Some kids devour books at the speed of lightning, and yet for some merely uttering the words “independent reading time” activates their fight-or-flight response; however, one thing that all kids have in common is the love of a good story.
Stories aren’t limited to lengthy novels, or even books in general---that’s the beauty of them! Songs, movies, TedTalks, video-games, documentaries, and board games are all great ways of telling stories. The list of mediums that share a message in an engaging/easy way for the audience to understand and relate to (a key tenet for storytelling) goes on and on.
But why talk about the power of storytelling?
At its core, storytelling is a versatile tactic with the potential of drawing in learners who would ordinarily never be interested or feel confident in the subject at hand.
A story can make even the most threatening math equations feel less intimidating for younger learners, and can transform problems into motivation to advance and find out what happens next.
Storytelling is typically reserved for English and writing classes, and often underutilized in the STEM based classes; however, the untapped potential is there and ready to be used to engage all students.
That’s why today we would like to focus our Coffee Break Chat on a way to incorporate this method into science-based classes. Science can sometimes be viewed as lots of rules, processes, and vocabulary words, but in reality it can actually represent one of the greatest stories of all time: the story of living things!
Many students typically have a natural bend to both science and math classes or English and social studies classes, but storytelling can intrigue even the bookworm student who has never been interested in science.
For example: what if, instead of having students simply memorize the phases of the moon, kids were told a story about a bat on a mission to find his lost family before the end of the month, with the phases of the moon marking each step of his journey and playing a key role in the story?
Or perhaps students are struggling with memorizing the different internal parts of a cell and their functions.
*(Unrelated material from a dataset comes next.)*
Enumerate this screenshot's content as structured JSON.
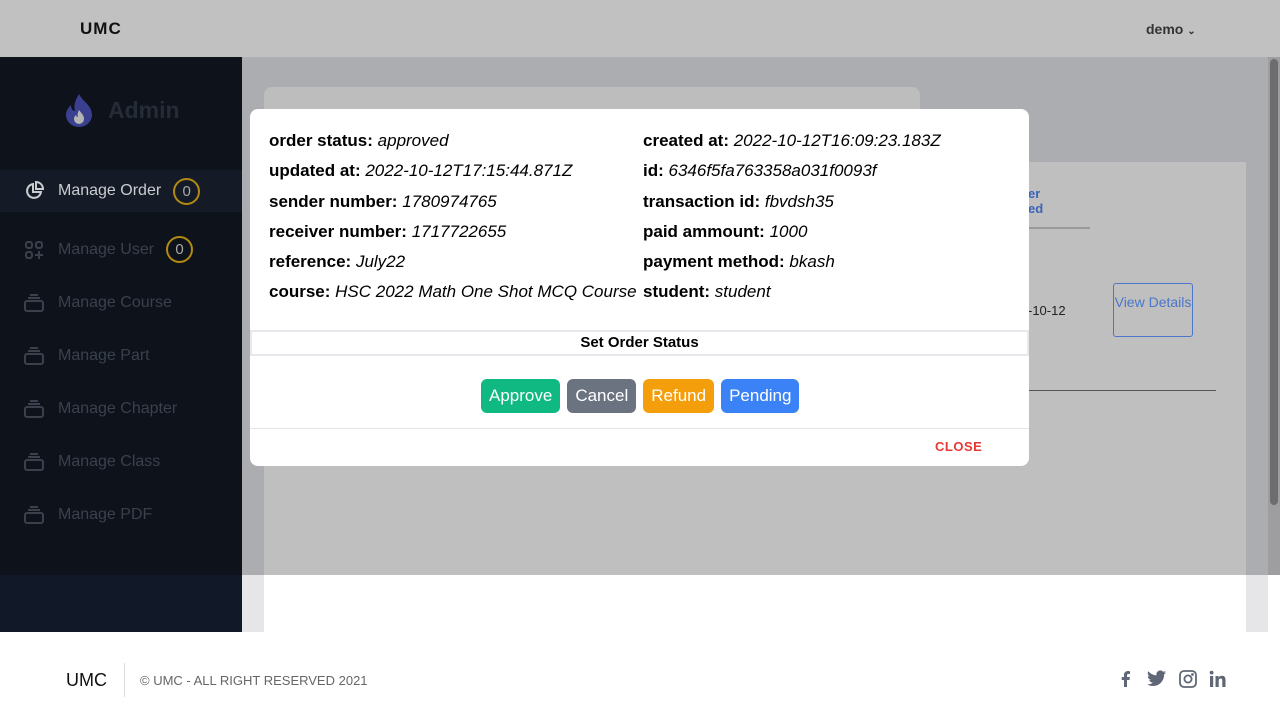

Maybe it would be beneficial for them to read a short story about an intelligent leader named Nucleus who controls his kingdom with the help of his trusty protector Cell Wall, and who are both significantly aided by their Commander in Chief Mitochondria, a powerhouse woman who makes everything happen.
Perhaps you’re teaching your students on the characteristics of living things, and how in order to be classified as “living” an organism must respond and react, have energy, grow, possess cells, use “chemicals of life,” and be able to reproduce.
That’s a lot to remember and understand, so maybe storytelling can help students retain and internalize these different factors. Perhaps you assign your students to either create their own imaginary living creature out of craft supplies at home, draw it, or describe it, and then write a short story describing how this organism fits all of these characteristics and could therefore be described as a “living thing.”
Below is an example of this assignment featuring an imaginary creature called the “Cuddlycoocoo,” how it fits the characteristics of a living organism, and how the student used craft supplies to create it at home:
Thanks for tuning in to today’s Coffee Break Chat, and we hope that you are feeling inspired by the potential that storytelling has to offer in every area of education!